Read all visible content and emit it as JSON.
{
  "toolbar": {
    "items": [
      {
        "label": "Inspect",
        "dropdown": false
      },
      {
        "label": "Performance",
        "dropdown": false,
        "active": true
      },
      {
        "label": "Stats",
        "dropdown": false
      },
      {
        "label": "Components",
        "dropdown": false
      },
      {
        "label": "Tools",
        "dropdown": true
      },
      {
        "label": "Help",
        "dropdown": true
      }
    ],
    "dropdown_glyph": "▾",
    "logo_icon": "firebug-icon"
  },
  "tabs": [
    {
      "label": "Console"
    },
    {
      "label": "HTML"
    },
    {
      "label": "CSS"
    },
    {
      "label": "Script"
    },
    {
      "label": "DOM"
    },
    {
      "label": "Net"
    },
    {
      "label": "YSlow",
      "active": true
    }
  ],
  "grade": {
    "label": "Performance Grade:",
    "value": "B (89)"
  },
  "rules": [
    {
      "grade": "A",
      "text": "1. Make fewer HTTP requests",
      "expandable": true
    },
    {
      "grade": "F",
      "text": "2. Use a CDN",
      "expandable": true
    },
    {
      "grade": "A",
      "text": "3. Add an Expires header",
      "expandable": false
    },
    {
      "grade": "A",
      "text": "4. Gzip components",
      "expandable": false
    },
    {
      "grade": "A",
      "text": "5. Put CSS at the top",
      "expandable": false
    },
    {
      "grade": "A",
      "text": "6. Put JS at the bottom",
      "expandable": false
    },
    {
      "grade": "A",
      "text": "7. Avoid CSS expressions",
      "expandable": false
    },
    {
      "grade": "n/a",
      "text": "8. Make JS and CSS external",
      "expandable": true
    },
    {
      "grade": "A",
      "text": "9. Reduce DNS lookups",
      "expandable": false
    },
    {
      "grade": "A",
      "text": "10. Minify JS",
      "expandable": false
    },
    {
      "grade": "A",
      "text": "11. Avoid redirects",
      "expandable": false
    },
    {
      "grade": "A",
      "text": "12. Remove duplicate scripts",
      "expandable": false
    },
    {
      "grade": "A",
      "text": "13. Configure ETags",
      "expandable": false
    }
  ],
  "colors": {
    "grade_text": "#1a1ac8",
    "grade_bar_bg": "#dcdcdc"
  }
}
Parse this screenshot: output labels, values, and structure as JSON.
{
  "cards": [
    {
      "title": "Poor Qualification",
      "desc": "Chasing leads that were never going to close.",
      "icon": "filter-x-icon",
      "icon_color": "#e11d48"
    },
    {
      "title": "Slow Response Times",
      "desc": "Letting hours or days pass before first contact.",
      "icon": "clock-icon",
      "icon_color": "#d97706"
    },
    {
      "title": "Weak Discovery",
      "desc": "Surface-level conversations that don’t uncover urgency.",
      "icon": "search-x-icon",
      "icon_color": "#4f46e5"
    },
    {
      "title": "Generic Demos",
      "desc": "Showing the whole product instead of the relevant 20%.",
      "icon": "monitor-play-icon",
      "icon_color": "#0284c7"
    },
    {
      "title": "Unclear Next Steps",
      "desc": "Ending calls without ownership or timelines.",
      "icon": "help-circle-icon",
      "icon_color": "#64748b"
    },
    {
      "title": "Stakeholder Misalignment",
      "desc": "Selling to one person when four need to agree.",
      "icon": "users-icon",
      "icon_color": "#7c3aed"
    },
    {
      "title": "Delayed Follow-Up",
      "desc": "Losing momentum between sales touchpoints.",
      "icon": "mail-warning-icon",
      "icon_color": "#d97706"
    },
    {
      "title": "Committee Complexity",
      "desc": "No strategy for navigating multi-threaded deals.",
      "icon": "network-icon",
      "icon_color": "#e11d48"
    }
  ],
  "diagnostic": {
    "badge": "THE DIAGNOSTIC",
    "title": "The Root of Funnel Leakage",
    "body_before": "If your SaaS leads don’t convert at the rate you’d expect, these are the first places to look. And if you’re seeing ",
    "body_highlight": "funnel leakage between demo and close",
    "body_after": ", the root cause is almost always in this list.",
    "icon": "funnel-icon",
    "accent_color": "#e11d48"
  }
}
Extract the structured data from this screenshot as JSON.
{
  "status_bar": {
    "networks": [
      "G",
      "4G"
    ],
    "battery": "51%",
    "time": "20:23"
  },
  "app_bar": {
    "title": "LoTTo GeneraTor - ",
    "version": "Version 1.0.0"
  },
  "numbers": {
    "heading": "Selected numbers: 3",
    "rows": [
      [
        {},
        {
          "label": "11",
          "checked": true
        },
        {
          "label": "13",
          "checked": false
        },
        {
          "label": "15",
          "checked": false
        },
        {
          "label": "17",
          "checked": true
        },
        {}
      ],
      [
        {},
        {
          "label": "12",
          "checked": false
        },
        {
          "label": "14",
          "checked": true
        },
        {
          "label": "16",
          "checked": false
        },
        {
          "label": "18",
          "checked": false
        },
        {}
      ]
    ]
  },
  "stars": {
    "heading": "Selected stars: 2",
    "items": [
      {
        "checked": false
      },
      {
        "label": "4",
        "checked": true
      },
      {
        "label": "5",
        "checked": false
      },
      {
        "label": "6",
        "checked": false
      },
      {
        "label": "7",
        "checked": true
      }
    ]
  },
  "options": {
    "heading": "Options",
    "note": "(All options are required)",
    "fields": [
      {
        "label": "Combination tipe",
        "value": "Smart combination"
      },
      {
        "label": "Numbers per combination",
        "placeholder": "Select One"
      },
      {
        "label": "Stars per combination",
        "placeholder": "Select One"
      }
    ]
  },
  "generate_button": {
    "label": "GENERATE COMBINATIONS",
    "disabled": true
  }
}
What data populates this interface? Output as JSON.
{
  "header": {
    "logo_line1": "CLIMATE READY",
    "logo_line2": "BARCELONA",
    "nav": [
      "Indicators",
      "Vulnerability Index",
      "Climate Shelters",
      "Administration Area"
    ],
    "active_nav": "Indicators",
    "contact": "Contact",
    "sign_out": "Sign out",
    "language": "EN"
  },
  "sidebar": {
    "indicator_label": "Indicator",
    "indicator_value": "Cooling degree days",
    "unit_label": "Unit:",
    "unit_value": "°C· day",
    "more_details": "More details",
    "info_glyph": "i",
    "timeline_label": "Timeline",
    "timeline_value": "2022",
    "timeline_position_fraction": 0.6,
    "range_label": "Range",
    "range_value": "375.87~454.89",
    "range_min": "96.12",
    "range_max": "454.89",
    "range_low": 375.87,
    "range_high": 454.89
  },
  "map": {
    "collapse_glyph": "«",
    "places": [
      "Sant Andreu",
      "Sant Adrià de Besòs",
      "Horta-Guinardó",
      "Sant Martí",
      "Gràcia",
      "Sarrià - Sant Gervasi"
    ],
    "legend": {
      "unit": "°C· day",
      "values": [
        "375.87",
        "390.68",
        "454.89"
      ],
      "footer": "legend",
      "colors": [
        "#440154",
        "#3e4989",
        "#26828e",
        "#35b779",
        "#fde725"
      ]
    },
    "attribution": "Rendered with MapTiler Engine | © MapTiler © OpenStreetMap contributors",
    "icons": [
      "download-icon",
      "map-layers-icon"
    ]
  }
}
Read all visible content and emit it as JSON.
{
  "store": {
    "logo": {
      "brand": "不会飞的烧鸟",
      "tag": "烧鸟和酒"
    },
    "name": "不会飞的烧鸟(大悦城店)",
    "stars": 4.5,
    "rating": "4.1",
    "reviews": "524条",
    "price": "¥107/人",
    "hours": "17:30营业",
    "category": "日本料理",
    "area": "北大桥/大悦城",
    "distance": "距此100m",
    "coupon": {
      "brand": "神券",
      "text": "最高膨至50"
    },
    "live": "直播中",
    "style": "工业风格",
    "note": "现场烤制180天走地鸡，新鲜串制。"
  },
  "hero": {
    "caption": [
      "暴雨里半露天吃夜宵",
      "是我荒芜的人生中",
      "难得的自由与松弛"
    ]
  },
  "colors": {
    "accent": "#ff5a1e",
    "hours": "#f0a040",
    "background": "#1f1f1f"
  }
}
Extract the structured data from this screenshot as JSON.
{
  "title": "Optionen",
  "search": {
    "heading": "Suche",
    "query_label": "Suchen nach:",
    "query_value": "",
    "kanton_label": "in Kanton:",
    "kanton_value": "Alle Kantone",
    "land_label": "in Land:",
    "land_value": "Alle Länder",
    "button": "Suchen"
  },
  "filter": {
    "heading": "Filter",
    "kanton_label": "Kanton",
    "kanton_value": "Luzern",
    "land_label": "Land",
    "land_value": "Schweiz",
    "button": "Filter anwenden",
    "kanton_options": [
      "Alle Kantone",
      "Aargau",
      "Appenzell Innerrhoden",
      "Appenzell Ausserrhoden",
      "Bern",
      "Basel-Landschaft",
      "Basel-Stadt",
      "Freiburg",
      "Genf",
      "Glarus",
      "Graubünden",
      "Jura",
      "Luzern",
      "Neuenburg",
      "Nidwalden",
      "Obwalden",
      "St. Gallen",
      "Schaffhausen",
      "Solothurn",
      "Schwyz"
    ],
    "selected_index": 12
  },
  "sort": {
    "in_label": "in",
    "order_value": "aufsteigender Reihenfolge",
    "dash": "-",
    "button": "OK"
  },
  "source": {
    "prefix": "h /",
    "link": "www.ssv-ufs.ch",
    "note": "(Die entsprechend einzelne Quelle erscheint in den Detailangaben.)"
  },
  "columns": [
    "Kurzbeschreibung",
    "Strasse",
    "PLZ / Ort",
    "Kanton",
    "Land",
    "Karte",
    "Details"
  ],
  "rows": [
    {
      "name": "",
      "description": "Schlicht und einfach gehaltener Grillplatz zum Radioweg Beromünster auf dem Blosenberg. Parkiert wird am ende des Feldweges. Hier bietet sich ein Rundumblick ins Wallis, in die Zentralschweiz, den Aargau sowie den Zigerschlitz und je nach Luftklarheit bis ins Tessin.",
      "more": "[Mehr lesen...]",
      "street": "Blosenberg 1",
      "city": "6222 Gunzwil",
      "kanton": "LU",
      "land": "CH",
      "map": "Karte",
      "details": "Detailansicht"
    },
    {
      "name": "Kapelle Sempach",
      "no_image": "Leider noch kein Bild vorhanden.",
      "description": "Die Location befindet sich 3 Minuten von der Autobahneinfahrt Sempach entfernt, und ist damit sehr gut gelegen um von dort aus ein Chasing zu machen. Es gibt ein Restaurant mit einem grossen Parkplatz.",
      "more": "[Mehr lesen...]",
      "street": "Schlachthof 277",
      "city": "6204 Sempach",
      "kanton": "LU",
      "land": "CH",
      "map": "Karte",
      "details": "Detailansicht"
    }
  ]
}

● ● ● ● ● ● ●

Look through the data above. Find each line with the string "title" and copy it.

      "title": "Poor Qualification",
      "title": "Slow Response Times",
      "title": "Weak Discovery",
      "title": "Generic Demos",
      "title": "Unclear Next Steps",
      "title": "Stakeholder Misalignment",
      "title": "Delayed Follow-Up",
      "title": "Committee Complexity",
    "title": "The Root of Funnel Leakage",
    "title": "LoTTo GeneraTor - ",
  "title": "Optionen",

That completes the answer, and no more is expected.